Missile Defense Turns Thirty
By C. Dean McGrath, Jr.
North Korea is preparing to test a long-range missile and the Defense Department believes that the nation may soon be capable of building a nuclear-armed missile.
Meanwhile, Iran remains a serious threat -- the nation already has missile capability, it's working to develop inter-continental missiles (ICBMs), and it's committed to developing nuclear weapons.
There is also the very real threat of terrorists gaining these capabilities -- and radicals around the globe have shown a willingness to use whatever technology is available.
These threats are reminders of why the United States has invested decades of research into developing missile defense systems. While missile defense may have been a politically divisive issue when it was first proposed by President Reagan thirty years ago, the need for such capability is no longer in doubt.
Political and military leaders know the important role that missile defense systems play in protecting the United States and its allies from terrorist threats and rogue nations like North Korea and Iran. They also agree that improving those systems to meet new and evolving threats is a national security priority
When President Ronald Reagan first announced the concept of missile defense in 1983, he envisioned a system that could intercept incoming missiles from the Soviet Union. Until then, the United States relied on Mutual Assured Destruction -- or MAD -- as the only deterrent.
The move to missile defense made sense, both morally and practically. As President Reagan said, "I've become more and more deeply convinced that the human spirit must be capable of rising above dealing with other nations and human beings by threatening their existence."
Today, it makes even more sense -- MAD has limited applicability to address the threats posed by rogue nations and terrorists.
Thirty years ago, Reagan's vision was dismissed out of hand -- called "Star Wars" -- and was considered unrealistic. President Reagan knew that the technological challenges would be enormous, but he never doubted that the United States could succeed. He challenged the nation to consider whether the world would be better off "if people could live secure in the knowledge that their security did not rest upon the threat of instant U.S. retaliation," but rather on our ability to "intercept and destroy strategic ballistic missiles before they reached our soil or that of our allies."
Thanks to bipartisan political support and thirty years of effort from scientists, engineers, military, and civilian personnel, the skeptics have been proven wrong. Missile defense interceptors are successfully destroying incoming missiles in both test and real-world situations. Most are familiar with the Patriot Air Defense Missile System, but there's also Terminal High Altitude Area Defense (THAAD), the Ground-based Midcourse Defense System, and Aegis Ballistic Missile Defense.
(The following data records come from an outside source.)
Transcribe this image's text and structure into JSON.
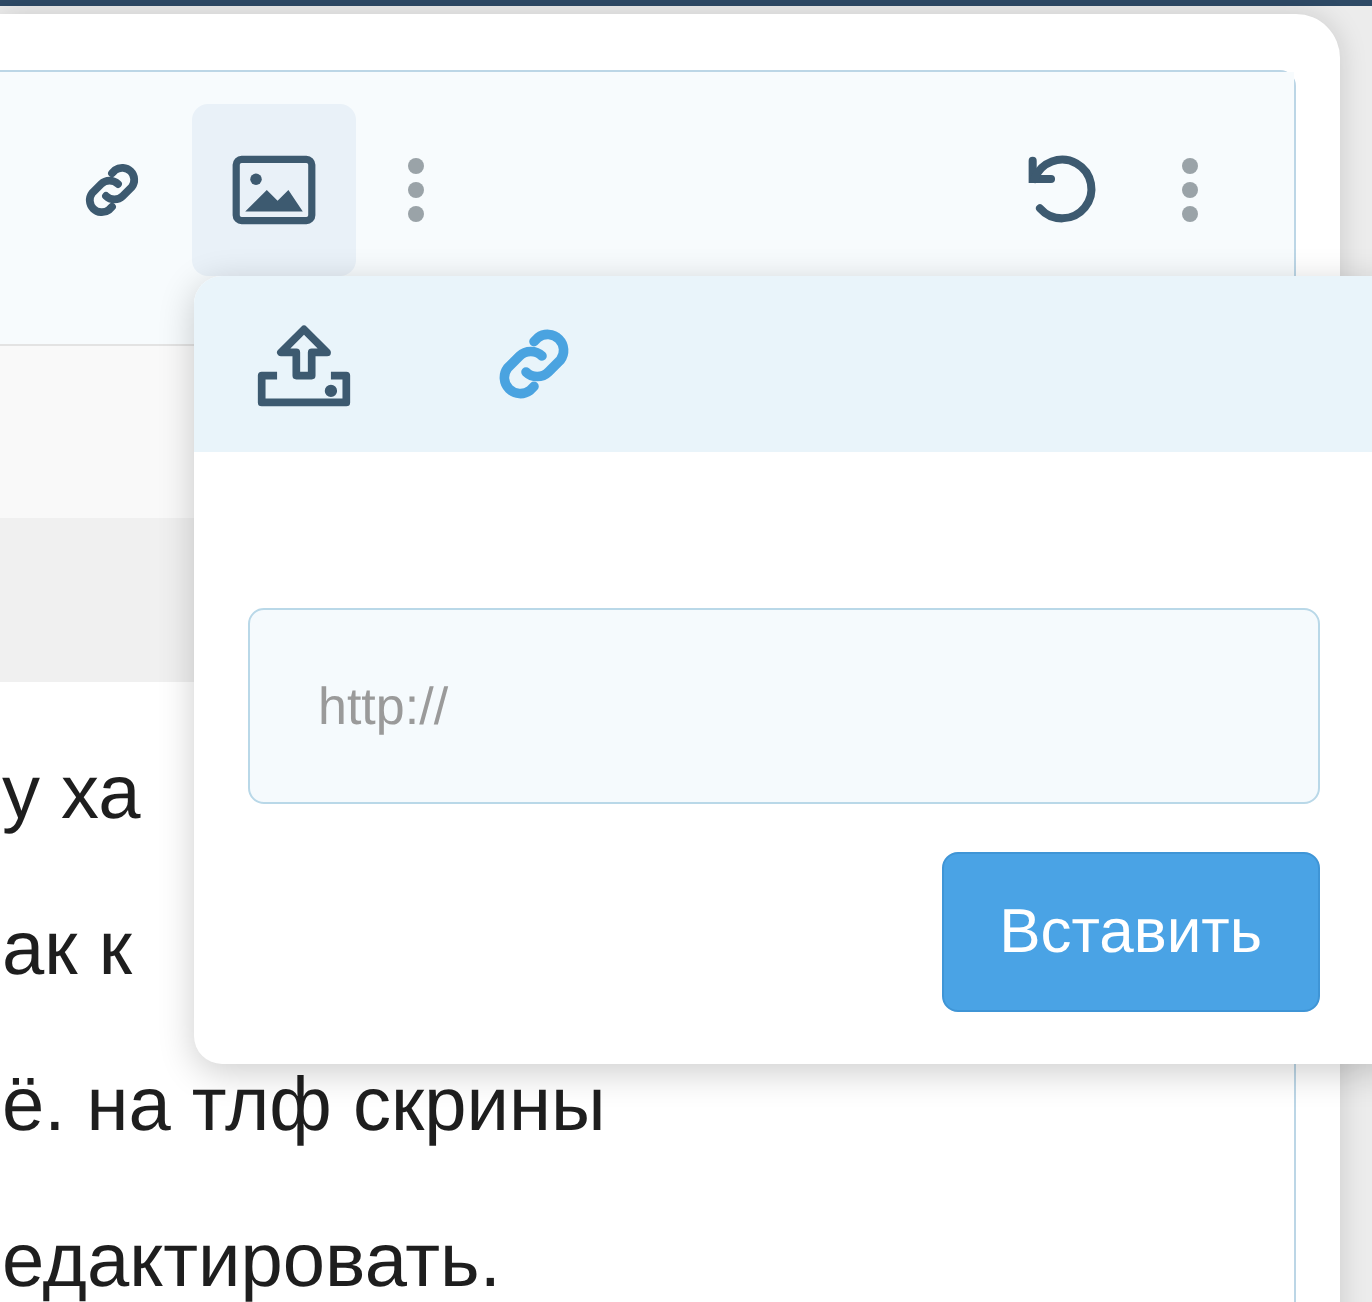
{
  "toolbar": {
    "items": [
      {
        "kind": "link",
        "selected": false
      },
      {
        "kind": "image",
        "selected": true
      },
      {
        "kind": "more",
        "selected": false
      },
      {
        "kind": "undo",
        "selected": false
      },
      {
        "kind": "more",
        "selected": false
      }
    ]
  },
  "content": {
    "lines": [
      "у ха",
      "ак к",
      "ё. на тлф скрины",
      "едактировать."
    ]
  },
  "popup": {
    "tabs": [
      {
        "kind": "upload",
        "selected": false
      },
      {
        "kind": "link",
        "selected": true
      }
    ],
    "url_field": {
      "placeholder": "http://"
    },
    "insert_button": "Вставить"
  }
}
The Pentagon recently deployed the THAAD system to Guam to defend our military bases in the Pacific from North Korean threats, and Defense Secretary Chuck Hagel recently announced plans to deploy 14 more ground-based interceptors to California and Alaska.
The United States isn't the only country that has recognized the necessity of strong missile defense. Friends and allies, including Israel, Japan, South Korea and the UAE, have come to rely on these systems. Several others, including Poland and Turkey, are in the process of assessing their missile defense options.
The global consensus has shifted so far in favor of missile defense that the NATO alliance has adopted territorial missile defense as an operational priority. This commitment could enable countries to pool their expertise and resources, allowing some smaller nations to acquire and use missile defense systems that would otherwise be unaffordable if pursued independently.
Thirty years ago, President Reagan initiated "a comprehensive and intensive effort to define a long-term research and development program to begin to achieve our ultimate goal of eliminating the threat posed by strategic nuclear missiles." He noted that "Our only purpose - one all people share -- is to search for ways to reduce the danger of nuclear war."
We have made much progress toward that end. It is indisputable that a strong, practical missile defense system will be needed in the coming years to protect the United States, our friends and allies. It is not a political or diplomatic bargaining chip. Neither is it a budgetary luxury. It's a strategic necessity.
But despite thirty years of progress and achievement, we cannot stop our support of missile defense until we achieve the "ultimate goal of eliminating the threat posed by nuclear missiles."
C. Dean McGrath, Jr. was an Associate Counsel to President Reagan (1986-1989) He is an attorney with McGrath & Associates and an Adjunct Professor of Law at Georgetown University. He is a graduate of Duke University, the University of Nebraska College of Law, and the National War College.